Grand Theft Auto made its debut on Sony’s portable device back in 2005 with Liberty City Stories. The game drew mixed reactions, as a graphically impressive game that pushed the PSP’s limits, but not without its flaws. The newest addition to the GTA portable mayhem, Vice City Stories, is here and has a new main character, a more full world in which to wreak havoc, while still containing the same, good ole’ GTA structure. The game is largely based on the console version of Vice City Stories. This time, your main character is Vic Vance, a well-to-do, honest, normal guy. He doesn’t seem like the kind of guy who is set to kill, deal drugs, and kill more, but hey, it wouldn’t be GTA if he didn’t, right? Before you know it you’ll be delivering drugs, shooting up the town, and driving prostitutes around the city, but if you’re getting this game, you already know all that… you want driving, shooting, etc… and you’ll be glad to know it’s all here… with the same great gameplay, characters, and action that has been the staple of the series.

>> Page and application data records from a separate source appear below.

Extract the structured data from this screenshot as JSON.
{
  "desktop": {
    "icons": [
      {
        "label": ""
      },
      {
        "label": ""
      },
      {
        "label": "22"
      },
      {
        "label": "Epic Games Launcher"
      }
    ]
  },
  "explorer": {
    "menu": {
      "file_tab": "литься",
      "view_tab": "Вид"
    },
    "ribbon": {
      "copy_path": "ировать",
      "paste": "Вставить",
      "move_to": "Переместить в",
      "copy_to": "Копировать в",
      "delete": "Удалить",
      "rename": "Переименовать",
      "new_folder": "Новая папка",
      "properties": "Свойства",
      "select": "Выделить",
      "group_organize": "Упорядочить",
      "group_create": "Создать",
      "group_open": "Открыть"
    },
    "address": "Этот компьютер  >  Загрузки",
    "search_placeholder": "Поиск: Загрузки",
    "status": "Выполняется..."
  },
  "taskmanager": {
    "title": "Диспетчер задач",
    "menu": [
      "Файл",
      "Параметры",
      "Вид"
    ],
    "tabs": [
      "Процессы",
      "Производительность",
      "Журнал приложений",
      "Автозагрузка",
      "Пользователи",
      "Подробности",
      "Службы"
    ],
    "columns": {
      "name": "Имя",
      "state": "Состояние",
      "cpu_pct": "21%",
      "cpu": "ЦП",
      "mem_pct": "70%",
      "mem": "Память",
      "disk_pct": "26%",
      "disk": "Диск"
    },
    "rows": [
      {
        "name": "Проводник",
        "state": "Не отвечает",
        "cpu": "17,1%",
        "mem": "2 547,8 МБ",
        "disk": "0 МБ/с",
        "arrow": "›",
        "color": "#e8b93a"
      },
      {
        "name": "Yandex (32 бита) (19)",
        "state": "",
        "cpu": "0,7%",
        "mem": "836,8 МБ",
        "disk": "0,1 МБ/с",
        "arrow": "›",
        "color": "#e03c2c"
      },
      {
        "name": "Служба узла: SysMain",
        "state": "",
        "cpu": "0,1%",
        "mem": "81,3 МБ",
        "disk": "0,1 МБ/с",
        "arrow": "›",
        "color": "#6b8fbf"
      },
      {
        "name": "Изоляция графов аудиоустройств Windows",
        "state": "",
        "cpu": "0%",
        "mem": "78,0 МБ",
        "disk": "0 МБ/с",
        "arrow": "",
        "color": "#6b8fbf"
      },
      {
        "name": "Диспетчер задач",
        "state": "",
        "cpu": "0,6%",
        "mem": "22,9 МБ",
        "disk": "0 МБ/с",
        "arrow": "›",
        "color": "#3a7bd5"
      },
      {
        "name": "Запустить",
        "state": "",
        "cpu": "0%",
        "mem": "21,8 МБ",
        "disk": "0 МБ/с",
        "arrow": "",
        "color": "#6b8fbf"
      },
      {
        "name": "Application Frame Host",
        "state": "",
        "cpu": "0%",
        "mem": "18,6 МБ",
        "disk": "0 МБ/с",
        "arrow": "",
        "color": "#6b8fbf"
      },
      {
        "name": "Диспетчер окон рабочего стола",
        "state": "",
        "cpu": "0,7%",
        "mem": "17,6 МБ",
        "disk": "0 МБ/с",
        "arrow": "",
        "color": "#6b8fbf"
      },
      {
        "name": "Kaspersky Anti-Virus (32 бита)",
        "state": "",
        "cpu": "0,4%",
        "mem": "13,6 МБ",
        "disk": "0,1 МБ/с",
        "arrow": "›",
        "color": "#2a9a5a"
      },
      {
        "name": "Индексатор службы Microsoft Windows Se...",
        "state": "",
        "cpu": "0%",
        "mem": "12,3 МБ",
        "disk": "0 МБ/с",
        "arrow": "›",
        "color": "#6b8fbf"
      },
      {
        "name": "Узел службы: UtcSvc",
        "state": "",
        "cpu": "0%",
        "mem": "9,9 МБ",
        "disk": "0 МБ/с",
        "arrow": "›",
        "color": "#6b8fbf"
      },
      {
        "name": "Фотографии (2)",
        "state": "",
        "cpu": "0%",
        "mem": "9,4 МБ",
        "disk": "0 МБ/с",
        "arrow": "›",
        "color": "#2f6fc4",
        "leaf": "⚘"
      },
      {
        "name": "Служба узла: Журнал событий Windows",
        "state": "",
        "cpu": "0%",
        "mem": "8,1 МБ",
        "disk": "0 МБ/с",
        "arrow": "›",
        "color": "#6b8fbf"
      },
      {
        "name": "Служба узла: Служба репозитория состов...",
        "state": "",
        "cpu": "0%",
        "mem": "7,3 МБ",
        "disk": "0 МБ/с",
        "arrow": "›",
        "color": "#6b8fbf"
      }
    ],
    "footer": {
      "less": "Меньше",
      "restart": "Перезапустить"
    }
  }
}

Running around the city is as fun as ever. The environment is huge, for one. The city is noticeably bigger and more detailed than that of the first PSP iteration. You can still jack pretty much any vehicle you can see, from cars, to bikes, to trucks, to helicopters. That’s right, you can fly in this game too. You can still do the side missions complete with taxis, ambulances, cop cars, and fire trucks if you get bored. And they’re still as fun and pointless as ever.
The controls for this game are surprisingly intuitive and easy. Control was one of the main concerns when the series first moved to the PSP, mostly because of the lack of a second analog stick. The main concern because of this was how the player would move the camera around behind the character. Thankfully, Rockstar has done a great job with the controls. A single click of the left shoulder button will center the camera behind Vic, and the right shoulder button will lock on to enemies (or innocent bystanders) for punching or shooting. It’s not perfect, because if you’re up against a wall, you may have to move into a more open space before moving the camera behind and locking on. It’s no second analog stick, but it’s as good as it could have been.
This game looks good. It simply looks good. And for a handheld game, it looks fantastic. The graphics and detail of the environments are legitimately extremely close to that of the Playstation 2 version. I honestly could not notice any drop in the quality of the character models from the PS2 version. Sure, it still has its downsides, such as the occasional glitch or environment chopping in and out, but come on, it’s a handheld. The downsides are barely noticeable, and the game as a whole is very well designed and runs together very smoothly.
The biggest (and arguably only) real change present in this iteration of the series is the new “empire” mission element. As you work your way through the city, killing, dealing, and whatever other illegal stuff you are doing, you can actually take over illegal businesses of sorts, and make them your own. For example, you can finagle a drug dealing business away from the leader by destroying it, and then purchasing the remains and building it into a profitable crime syndicate. These are also upgradeable through missions as well. It is a very nice addition, though it still involves the same gameplay and the same types of goals to achieve.
There is still no online multiplayer – something gamers have been screaming for – but the ad hoc option is still there. I was able to try it out with other owners, and it does work very well. As far as included modes of play, there is Deathmatch, Empire Takedown, and Might of the Hunter. One includes planting bombs in a rival base, and the other includes taking over a helicopter and killing, killing, killing! If you have friends with this game in your, well, house, than it is a nice option. However, the lack of online play is still disappointing.
Vice City Stories brings the same great Rockstar presentation to the table this time around. The menus, options, and overall look and feel of the game are all unchanged, which is a good thing if you’re unfamiliar with the series. The sound is, as always, excellent. The voice acting is brilliant, especially on a handheld, and feels natural. One part of the game that’s always been a highlight for me is the radio station feature. While driving, you can still pick from a number of stations to listen to, ranging from classical to crass talk shows. It’s as well implemented as ever.
Overall, this game is very well done. Rockstar continues to impress in the areas of graphics, gameplay, and overall feel on the PSP. However, one can’t help but have the feeling that the series needs something new. The Empire system in this game adds a little bit, but it’s nothing revolutionary, and only provides a distraction from the same old gameplay. This “same old gameplay”, though, is darn good. It’s nothing new, but it takes the old system and makes subtle improvements. If you’re a fan of the series, this is an easy game to recommend, but if you have found the series to be the same thing over and over again, then this game won’t change your mind, either.